> _GOAL OF THE EXERCISE_: Search the data for the word "本期销售情况明细". Reproduce every line where it is found.

> _EXTRACTED MATERIAL_:
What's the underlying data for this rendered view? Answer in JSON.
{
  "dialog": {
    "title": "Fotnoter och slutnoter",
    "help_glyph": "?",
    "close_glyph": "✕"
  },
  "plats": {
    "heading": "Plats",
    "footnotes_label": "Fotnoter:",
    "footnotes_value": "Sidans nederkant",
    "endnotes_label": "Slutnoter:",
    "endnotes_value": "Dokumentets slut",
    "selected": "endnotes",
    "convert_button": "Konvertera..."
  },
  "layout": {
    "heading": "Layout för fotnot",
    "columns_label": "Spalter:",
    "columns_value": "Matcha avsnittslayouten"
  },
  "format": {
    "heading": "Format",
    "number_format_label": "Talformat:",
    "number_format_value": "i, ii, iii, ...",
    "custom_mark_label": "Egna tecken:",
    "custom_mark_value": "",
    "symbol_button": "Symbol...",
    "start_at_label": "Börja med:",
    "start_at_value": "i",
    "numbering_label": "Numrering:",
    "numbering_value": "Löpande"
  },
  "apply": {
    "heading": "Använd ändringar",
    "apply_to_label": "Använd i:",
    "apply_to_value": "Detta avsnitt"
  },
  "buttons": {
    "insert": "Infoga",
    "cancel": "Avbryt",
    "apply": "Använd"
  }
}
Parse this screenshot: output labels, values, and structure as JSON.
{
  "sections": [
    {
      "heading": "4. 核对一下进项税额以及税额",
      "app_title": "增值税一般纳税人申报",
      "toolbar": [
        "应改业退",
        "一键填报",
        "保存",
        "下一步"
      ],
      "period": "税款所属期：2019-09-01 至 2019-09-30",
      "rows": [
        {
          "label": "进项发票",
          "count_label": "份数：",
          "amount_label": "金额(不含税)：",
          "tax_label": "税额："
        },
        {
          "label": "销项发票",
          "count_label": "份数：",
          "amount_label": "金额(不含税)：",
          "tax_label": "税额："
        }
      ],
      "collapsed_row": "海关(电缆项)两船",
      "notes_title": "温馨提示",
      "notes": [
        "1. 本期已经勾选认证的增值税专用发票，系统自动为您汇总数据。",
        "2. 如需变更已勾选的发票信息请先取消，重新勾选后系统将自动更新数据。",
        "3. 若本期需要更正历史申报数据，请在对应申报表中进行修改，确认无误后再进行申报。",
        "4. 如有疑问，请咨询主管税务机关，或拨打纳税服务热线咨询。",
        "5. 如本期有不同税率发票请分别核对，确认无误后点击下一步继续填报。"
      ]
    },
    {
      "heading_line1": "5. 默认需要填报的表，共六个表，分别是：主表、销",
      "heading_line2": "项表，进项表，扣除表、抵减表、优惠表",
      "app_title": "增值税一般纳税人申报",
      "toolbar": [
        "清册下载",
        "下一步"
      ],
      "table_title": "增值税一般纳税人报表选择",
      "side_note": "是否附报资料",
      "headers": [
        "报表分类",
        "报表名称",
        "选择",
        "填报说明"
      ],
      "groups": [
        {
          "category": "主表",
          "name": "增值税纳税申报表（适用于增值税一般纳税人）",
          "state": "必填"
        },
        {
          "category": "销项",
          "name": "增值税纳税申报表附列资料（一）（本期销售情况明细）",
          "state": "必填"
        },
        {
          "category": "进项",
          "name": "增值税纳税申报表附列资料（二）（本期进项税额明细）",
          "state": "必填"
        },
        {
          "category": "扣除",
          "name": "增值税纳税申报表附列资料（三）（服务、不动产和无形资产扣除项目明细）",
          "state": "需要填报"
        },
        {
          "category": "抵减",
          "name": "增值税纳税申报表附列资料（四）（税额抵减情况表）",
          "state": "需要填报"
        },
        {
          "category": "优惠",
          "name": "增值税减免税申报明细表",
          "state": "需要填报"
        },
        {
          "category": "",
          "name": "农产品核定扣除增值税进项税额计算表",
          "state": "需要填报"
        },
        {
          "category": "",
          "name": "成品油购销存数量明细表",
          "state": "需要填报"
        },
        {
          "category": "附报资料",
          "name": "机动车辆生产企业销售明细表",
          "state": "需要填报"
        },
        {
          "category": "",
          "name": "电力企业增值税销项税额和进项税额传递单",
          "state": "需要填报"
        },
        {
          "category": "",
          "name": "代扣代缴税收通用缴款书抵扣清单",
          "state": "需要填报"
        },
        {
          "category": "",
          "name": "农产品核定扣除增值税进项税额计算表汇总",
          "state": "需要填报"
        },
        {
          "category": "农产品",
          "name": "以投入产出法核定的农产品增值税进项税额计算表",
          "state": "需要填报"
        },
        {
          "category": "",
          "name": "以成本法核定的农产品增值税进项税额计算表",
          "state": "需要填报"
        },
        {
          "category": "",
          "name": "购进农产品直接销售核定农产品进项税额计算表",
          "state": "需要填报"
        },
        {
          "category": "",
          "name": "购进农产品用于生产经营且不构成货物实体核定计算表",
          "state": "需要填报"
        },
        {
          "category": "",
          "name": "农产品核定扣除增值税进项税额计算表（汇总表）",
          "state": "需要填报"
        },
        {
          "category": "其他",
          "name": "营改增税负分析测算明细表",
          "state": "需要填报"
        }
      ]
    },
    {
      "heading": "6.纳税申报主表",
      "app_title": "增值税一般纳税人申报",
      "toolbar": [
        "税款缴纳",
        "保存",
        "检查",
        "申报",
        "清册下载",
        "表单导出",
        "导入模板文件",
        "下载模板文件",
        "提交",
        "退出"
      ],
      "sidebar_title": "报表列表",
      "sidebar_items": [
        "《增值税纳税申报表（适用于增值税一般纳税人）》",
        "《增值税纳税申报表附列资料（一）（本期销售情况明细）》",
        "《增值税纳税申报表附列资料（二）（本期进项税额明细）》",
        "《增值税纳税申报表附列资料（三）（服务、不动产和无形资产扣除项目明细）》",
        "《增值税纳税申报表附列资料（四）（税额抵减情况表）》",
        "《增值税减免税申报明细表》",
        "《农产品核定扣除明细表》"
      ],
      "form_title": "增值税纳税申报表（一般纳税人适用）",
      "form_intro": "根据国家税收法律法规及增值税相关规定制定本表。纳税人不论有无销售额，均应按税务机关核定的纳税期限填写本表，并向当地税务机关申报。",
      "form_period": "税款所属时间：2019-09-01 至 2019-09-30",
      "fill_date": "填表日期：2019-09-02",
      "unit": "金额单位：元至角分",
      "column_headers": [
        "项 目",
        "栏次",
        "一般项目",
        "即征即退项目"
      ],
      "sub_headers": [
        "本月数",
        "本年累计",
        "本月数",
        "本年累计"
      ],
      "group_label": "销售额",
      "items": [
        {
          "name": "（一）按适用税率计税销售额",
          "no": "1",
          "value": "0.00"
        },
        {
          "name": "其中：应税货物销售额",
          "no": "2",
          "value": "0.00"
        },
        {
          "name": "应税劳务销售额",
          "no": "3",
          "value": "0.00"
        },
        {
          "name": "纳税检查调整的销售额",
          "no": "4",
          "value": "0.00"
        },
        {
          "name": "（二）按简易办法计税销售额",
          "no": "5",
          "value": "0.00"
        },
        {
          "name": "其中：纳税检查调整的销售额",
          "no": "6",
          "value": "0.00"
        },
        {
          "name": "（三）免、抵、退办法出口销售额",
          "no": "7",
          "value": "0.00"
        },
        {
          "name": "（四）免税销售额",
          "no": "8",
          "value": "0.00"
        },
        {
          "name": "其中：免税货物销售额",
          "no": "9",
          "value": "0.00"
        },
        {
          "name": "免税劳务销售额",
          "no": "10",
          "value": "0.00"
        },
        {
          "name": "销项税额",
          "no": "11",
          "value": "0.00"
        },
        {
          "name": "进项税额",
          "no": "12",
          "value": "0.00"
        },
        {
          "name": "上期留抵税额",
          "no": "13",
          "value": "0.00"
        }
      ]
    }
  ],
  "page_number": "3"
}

> _ANSWER AREA_:
          "name": "增值税纳税申报表附列资料（一）（本期销售情况明细）",
        "《增值税纳税申报表附列资料（一）（本期销售情况明细）》",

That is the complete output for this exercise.